[What to work on] Filter the records below and copy every line containing the word "Output".

*** Given records Section Begins ***

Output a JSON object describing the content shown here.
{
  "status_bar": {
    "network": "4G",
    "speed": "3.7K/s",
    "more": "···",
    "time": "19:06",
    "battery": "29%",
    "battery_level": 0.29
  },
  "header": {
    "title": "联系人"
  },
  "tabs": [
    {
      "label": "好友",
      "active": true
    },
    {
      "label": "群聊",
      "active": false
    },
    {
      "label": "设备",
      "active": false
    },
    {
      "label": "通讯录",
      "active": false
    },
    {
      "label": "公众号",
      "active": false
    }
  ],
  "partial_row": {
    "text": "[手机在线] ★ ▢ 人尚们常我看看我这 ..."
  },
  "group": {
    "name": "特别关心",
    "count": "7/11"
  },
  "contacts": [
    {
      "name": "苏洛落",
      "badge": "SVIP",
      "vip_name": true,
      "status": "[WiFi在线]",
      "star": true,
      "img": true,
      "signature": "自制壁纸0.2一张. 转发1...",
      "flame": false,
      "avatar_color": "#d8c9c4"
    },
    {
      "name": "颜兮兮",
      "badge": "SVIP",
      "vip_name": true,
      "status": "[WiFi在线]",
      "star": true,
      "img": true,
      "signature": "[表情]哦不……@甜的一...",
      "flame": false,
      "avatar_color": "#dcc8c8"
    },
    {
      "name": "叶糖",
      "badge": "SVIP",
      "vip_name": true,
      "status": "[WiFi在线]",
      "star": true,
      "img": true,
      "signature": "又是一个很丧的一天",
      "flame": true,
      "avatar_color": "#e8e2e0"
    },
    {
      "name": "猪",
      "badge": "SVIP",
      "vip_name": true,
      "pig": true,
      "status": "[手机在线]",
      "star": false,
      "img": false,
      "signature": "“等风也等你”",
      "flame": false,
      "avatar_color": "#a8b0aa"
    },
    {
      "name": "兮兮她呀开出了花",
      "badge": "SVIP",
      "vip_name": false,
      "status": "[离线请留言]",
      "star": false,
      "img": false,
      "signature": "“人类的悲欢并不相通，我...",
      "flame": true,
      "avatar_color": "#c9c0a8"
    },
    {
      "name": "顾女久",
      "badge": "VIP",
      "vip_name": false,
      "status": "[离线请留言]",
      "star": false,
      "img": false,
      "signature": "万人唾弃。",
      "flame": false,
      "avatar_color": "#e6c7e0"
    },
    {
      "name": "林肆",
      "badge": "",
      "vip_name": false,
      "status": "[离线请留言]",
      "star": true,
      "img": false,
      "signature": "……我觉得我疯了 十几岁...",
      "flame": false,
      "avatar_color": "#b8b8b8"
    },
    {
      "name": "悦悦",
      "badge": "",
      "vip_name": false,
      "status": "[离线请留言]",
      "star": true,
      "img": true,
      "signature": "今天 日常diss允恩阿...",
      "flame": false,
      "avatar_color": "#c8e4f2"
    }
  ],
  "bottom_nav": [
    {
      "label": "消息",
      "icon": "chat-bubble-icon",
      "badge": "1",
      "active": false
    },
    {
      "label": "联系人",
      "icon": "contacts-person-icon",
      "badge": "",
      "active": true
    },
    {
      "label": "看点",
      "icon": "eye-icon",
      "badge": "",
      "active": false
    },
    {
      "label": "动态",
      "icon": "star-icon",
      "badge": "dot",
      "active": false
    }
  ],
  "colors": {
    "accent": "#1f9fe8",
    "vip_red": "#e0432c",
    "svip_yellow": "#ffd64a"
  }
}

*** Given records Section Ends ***
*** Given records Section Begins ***

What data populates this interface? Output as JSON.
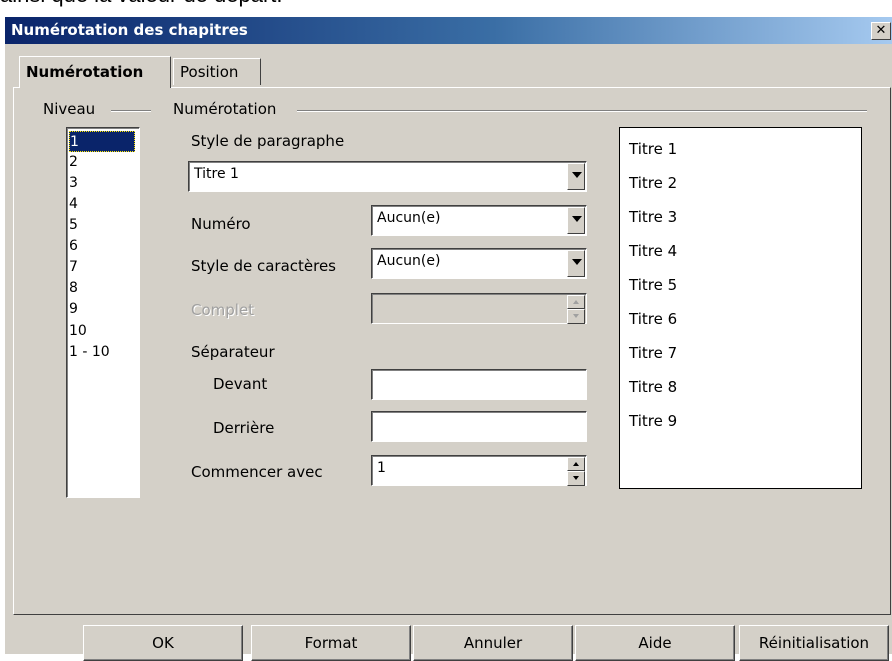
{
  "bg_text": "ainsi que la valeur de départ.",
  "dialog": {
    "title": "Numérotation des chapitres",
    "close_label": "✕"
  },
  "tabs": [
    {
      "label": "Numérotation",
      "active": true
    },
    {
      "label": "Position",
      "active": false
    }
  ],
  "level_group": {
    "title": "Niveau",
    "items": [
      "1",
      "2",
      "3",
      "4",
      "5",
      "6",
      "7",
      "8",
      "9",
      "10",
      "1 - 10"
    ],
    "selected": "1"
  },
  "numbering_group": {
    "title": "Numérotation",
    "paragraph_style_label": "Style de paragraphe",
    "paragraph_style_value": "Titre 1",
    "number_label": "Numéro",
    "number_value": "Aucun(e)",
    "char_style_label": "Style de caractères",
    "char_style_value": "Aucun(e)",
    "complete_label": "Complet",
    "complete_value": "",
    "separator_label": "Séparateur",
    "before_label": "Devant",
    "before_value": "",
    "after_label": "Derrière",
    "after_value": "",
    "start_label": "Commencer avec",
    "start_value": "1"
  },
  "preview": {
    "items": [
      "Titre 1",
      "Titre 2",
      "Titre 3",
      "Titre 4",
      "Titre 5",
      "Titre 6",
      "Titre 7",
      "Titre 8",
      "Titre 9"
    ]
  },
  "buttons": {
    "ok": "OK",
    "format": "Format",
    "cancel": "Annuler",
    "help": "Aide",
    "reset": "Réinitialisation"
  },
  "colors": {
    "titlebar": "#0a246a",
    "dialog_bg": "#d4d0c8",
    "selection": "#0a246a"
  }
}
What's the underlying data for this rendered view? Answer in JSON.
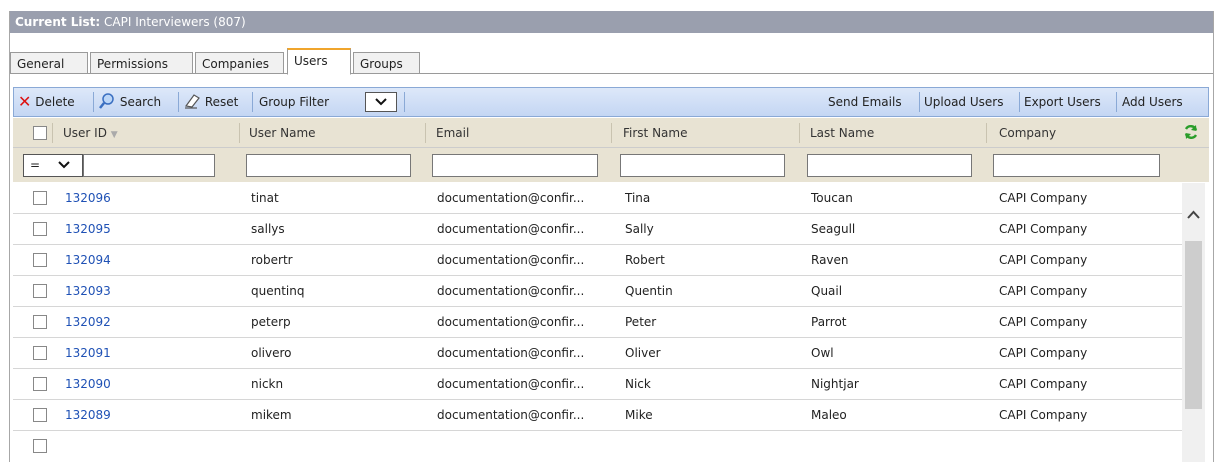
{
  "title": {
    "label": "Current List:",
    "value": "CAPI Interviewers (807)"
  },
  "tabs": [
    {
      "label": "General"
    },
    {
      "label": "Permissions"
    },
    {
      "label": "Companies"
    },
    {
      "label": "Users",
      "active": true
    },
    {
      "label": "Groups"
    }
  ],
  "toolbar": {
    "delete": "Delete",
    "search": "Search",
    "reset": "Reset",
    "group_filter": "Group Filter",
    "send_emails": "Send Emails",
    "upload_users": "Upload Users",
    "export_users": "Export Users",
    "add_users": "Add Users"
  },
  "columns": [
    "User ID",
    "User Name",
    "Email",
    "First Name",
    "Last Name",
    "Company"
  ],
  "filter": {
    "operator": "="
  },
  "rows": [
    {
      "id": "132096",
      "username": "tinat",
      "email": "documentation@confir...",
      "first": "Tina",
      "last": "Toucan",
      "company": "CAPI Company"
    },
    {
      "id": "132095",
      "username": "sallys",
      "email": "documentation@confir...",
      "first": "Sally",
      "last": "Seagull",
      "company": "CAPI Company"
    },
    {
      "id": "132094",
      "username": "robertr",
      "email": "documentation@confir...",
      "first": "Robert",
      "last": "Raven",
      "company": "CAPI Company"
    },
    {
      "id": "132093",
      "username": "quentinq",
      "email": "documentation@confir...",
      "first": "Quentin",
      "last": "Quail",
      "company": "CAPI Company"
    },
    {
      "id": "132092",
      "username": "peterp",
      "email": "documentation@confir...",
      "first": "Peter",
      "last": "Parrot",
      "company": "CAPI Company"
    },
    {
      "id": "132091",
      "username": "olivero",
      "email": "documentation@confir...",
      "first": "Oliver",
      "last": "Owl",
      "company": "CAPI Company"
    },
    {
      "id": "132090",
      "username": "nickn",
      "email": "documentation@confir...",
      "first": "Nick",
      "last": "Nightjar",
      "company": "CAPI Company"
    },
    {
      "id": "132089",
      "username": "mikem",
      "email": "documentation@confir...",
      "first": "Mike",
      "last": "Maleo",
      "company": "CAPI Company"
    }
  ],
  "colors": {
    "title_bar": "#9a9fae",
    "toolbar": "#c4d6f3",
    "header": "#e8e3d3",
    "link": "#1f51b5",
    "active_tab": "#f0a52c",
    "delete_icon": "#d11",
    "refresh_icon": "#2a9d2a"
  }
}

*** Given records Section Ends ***

[Answer to the problem]
Output a JSON object describing the content shown here.
What data populates this interface? Output as JSON.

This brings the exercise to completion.